Interface dataset entries
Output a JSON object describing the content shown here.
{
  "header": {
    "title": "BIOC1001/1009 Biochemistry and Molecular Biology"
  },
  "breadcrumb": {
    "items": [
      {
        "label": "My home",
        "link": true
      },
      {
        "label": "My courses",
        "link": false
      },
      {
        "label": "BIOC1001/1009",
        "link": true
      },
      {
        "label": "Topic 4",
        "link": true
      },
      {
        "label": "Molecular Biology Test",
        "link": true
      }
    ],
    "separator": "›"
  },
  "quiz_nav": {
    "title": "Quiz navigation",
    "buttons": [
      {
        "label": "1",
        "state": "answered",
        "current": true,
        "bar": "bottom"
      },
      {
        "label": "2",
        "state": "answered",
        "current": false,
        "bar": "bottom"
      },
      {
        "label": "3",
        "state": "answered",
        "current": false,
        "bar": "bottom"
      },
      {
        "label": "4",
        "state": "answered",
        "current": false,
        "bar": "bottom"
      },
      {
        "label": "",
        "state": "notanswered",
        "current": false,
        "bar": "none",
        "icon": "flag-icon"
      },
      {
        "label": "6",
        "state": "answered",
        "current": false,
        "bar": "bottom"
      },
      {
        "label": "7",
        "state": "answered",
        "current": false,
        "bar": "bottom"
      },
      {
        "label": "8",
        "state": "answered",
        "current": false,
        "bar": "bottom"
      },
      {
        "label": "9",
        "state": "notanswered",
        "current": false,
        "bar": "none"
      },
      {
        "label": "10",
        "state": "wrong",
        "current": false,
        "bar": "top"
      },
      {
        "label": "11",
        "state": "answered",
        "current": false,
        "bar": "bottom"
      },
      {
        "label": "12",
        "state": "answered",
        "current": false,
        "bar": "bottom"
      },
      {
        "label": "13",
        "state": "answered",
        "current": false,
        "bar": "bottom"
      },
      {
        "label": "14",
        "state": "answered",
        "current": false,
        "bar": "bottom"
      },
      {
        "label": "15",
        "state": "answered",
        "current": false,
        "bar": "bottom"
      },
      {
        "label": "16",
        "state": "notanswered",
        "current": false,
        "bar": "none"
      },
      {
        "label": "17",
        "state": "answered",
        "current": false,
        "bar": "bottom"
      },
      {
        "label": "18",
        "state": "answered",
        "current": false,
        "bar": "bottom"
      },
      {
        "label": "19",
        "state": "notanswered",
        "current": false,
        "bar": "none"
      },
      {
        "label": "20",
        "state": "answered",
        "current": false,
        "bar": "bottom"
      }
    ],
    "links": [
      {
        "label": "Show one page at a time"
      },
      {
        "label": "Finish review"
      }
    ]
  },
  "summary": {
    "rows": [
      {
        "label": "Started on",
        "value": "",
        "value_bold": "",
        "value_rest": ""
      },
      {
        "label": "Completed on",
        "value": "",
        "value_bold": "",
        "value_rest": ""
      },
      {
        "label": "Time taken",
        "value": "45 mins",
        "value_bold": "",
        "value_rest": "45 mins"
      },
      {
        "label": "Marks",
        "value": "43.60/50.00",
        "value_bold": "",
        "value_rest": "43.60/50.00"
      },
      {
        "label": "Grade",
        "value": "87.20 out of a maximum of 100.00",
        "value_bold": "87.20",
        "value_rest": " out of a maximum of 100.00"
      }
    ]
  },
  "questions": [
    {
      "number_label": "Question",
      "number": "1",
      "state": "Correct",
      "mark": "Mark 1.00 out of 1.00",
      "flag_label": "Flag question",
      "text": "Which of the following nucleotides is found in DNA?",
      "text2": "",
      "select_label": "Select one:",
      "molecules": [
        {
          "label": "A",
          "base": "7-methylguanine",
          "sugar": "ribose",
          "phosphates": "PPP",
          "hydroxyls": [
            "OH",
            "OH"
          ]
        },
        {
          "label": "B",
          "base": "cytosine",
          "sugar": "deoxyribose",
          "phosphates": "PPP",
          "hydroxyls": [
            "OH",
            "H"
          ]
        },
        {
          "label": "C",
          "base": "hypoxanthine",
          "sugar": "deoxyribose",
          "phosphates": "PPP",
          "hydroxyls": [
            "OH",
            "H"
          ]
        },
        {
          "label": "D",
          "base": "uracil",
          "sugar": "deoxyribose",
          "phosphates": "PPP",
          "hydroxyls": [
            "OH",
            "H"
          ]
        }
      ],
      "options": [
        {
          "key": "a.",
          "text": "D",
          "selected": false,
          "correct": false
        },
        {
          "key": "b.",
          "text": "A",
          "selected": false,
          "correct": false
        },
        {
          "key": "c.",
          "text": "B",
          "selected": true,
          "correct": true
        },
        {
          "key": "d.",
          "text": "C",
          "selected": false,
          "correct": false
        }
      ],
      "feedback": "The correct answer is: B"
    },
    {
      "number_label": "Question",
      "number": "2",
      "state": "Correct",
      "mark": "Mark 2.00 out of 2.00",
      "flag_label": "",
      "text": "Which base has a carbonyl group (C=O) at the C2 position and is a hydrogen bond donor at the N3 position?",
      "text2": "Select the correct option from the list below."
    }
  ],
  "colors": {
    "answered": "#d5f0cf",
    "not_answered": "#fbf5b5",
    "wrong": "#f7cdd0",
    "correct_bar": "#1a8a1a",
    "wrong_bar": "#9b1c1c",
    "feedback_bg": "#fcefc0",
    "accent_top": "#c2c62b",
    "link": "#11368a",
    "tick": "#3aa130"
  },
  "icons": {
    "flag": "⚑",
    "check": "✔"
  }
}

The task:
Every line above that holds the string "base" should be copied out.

Result for this exercise:
          "base": "7-methylguanine",
          "base": "cytosine",
          "base": "hypoxanthine",
          "base": "uracil",
      "text": "Which base has a carbonyl group (C=O) at the C2 position and is a hydrogen bond donor at the N3 position?",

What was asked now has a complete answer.